Mrs. Mayfield replied, “Oh no you don’t. Walk on that foot too soon, and no dancing for you come party time Saturday night. We’ll just all get up earlier and pitch in.” Her worried look and tone of voice were not lost on Lanny.

“I have an idea,” the boy said. “Let’s call Uncle Rocky. I bet he’d come out and help in a flash.” Rocky Donovan, or “Uncle Rocky,” as everyone called the gravelly-voiced man, was the Wyatt-Marlton family’s friend, cook, and houseman. He and Dr. Wyatt were long-time friends, having met at one of Dr. Wyatt’s archaeological excavation sites. Uncle Rocky had been employed by the twins’ parents a few years before the two kids were born.

Aunt Maisie’s fork stopped in midair. “A man? In my kitchen? No, thank you.”

“But Uncle Rocky is the best chow jockey this side of the Rockies,” Moki replied.

“And he’s a sweet, charming teddy bear who always insists on a spotless kitchen after cooking,” Lexi added. “You’re gonna love him.” She left out the part about him liking an occasional cigar.

 

From Chapter 10, “The Phantom Rides Again”

 

The six older kids were given permission to stay up a bit later, so they could do some cooking. After cleaning up the kitchen, they were ready to head to bed.

 

A few minutes before ten o’clock, the [six detectives] headed for the back porch door, having decided to go to the bunkhouse by way of the backyard. No sooner had Ben switched off the kitchen lights when the kids heard what sounded like a horse approaching from a distance. Approaching thunderously.

“That’s the sound I heard before,” Ben whispered, careful not to mention the Phantom Rider in front of Gracie. But it didn’t matter now.

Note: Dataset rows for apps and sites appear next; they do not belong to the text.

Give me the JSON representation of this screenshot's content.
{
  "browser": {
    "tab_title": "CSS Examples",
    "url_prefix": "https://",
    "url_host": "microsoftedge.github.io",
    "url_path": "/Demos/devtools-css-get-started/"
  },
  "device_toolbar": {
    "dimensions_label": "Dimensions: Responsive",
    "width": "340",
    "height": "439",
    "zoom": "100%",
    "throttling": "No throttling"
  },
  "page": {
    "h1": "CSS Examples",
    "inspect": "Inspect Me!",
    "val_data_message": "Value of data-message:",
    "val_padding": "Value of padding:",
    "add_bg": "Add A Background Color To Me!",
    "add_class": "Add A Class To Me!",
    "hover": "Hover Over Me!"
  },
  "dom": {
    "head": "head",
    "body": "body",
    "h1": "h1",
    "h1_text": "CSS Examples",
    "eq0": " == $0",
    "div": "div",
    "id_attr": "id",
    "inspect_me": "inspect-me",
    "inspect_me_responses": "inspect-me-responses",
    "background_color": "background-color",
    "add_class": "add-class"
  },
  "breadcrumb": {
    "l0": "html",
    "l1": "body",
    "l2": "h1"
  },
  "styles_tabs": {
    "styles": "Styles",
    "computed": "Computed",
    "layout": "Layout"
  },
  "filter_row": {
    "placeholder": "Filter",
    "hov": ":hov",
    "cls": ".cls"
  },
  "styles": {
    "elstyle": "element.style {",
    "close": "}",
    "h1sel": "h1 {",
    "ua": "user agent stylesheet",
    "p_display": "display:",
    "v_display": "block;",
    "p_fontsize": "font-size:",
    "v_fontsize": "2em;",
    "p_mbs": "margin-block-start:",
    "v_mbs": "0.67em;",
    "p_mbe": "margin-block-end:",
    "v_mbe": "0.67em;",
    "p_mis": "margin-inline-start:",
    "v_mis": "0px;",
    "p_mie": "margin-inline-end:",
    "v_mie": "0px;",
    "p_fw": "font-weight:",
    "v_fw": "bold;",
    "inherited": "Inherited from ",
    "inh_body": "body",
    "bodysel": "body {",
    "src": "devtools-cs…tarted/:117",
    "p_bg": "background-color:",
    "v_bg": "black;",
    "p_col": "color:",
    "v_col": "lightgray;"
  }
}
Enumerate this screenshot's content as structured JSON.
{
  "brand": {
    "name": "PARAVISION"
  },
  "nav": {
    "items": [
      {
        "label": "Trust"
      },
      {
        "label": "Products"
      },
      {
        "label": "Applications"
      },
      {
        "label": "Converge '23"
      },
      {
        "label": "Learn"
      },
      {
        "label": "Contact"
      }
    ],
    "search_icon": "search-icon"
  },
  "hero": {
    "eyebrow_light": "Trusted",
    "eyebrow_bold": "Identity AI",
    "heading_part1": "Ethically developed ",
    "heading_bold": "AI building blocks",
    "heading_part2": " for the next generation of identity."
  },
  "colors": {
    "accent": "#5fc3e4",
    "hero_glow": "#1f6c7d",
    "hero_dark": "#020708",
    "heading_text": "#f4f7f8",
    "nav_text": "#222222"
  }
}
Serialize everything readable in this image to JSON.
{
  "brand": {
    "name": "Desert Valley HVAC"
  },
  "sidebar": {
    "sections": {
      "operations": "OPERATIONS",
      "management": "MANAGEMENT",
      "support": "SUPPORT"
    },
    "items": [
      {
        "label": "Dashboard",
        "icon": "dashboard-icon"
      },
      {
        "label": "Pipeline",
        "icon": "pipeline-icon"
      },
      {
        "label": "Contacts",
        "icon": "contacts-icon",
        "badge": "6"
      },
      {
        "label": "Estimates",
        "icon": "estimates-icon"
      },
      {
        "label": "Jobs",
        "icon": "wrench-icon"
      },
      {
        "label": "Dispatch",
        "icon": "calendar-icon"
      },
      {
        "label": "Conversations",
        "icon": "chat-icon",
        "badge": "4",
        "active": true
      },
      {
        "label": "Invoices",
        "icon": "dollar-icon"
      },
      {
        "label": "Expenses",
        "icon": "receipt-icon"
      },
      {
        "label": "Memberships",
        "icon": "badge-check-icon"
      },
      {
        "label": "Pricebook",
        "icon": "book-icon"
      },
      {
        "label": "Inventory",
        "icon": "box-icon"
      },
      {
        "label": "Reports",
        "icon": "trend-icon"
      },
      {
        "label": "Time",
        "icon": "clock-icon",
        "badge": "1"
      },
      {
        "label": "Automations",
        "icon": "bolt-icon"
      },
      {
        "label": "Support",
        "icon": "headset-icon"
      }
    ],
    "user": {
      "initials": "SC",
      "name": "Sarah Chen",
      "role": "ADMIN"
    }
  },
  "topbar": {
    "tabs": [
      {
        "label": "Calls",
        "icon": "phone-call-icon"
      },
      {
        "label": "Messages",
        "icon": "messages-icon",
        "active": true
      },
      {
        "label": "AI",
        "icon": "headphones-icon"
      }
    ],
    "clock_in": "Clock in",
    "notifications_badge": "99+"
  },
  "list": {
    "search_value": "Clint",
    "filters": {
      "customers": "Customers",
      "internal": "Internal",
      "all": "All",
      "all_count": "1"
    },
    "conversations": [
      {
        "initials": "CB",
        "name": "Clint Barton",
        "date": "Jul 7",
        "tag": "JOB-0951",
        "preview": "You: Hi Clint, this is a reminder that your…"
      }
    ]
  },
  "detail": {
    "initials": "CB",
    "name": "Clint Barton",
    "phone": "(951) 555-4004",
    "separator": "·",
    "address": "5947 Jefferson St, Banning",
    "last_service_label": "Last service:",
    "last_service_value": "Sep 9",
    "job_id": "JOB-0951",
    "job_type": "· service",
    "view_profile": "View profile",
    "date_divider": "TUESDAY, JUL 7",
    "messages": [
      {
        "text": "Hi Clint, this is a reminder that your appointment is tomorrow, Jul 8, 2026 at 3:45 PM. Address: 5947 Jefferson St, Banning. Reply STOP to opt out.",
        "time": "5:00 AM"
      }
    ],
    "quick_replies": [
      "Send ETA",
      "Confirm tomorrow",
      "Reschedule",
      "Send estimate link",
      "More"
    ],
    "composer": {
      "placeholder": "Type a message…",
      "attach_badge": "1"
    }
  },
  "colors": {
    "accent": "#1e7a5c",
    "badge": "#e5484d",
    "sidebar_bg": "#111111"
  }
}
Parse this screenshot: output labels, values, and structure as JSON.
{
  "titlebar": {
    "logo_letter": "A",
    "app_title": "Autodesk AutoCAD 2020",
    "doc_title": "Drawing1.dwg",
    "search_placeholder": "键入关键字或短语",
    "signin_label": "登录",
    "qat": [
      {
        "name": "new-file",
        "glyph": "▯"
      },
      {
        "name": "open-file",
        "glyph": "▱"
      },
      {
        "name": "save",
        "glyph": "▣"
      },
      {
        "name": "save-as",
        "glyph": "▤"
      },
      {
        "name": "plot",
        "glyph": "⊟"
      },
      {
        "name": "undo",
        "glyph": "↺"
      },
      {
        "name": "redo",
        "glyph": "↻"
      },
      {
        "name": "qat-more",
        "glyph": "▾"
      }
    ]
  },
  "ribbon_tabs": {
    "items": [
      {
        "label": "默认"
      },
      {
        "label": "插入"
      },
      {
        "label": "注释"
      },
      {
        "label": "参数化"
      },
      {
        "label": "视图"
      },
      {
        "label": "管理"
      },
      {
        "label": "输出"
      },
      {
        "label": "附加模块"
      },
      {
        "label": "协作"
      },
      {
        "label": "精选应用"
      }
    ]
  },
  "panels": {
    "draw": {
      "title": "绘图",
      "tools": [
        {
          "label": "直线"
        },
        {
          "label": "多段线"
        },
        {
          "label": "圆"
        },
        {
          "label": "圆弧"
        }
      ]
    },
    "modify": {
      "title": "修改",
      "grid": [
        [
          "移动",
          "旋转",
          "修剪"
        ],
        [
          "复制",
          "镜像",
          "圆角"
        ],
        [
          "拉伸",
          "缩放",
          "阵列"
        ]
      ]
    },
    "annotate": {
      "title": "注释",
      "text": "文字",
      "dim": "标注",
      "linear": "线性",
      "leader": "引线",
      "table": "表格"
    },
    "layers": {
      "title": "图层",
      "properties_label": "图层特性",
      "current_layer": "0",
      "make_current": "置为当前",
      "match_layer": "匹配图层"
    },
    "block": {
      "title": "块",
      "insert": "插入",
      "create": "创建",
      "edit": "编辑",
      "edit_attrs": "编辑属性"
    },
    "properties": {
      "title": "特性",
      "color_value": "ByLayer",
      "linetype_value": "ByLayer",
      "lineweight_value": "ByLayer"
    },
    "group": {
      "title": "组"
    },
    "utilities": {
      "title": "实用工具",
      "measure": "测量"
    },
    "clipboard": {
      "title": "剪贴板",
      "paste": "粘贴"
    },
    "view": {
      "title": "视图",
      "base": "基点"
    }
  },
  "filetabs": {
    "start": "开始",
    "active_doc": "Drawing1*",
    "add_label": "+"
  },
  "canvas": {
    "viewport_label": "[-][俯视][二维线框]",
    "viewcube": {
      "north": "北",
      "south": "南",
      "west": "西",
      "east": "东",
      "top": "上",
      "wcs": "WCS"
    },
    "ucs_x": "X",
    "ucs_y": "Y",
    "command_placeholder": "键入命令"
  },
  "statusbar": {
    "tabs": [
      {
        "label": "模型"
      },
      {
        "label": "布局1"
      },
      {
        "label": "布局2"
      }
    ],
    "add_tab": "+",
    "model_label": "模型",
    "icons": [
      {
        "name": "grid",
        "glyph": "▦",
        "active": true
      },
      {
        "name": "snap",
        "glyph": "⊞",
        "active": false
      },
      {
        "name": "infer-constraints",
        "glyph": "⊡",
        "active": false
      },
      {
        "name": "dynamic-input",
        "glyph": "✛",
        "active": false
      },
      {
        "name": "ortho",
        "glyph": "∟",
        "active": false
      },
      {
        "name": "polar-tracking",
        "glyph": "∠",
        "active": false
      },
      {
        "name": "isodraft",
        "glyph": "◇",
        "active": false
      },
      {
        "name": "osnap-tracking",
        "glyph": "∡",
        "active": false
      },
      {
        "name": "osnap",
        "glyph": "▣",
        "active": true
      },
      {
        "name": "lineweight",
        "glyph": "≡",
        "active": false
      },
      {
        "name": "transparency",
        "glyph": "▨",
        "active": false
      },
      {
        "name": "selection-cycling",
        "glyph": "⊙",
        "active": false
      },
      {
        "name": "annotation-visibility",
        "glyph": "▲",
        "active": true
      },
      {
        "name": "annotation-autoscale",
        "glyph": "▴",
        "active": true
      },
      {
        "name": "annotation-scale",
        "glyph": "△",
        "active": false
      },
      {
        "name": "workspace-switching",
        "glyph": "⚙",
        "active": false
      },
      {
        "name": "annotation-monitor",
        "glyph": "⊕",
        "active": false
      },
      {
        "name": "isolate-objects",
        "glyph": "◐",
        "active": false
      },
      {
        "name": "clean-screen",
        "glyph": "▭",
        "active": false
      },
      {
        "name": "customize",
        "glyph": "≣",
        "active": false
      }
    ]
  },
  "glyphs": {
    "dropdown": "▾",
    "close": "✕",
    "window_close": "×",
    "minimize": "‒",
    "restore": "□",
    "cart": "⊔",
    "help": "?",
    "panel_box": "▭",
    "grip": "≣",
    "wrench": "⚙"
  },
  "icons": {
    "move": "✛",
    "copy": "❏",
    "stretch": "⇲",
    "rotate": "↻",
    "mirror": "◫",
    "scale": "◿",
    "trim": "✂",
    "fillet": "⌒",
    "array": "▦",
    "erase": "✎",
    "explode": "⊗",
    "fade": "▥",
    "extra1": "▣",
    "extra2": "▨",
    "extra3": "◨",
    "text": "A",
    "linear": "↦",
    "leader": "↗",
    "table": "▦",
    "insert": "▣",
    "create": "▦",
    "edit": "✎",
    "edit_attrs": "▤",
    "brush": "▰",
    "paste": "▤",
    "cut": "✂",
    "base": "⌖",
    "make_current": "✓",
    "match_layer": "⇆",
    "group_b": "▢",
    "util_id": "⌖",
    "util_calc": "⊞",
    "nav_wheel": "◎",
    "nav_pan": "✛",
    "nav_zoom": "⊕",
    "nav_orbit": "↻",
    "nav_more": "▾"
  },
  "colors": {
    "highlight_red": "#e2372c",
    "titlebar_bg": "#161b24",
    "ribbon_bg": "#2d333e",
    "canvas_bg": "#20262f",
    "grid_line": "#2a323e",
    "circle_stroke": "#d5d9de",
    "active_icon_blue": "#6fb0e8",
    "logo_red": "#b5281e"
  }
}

“Gracie, stop!” he shouted, reaching to keep her from opening the screen door. It was too late.

Details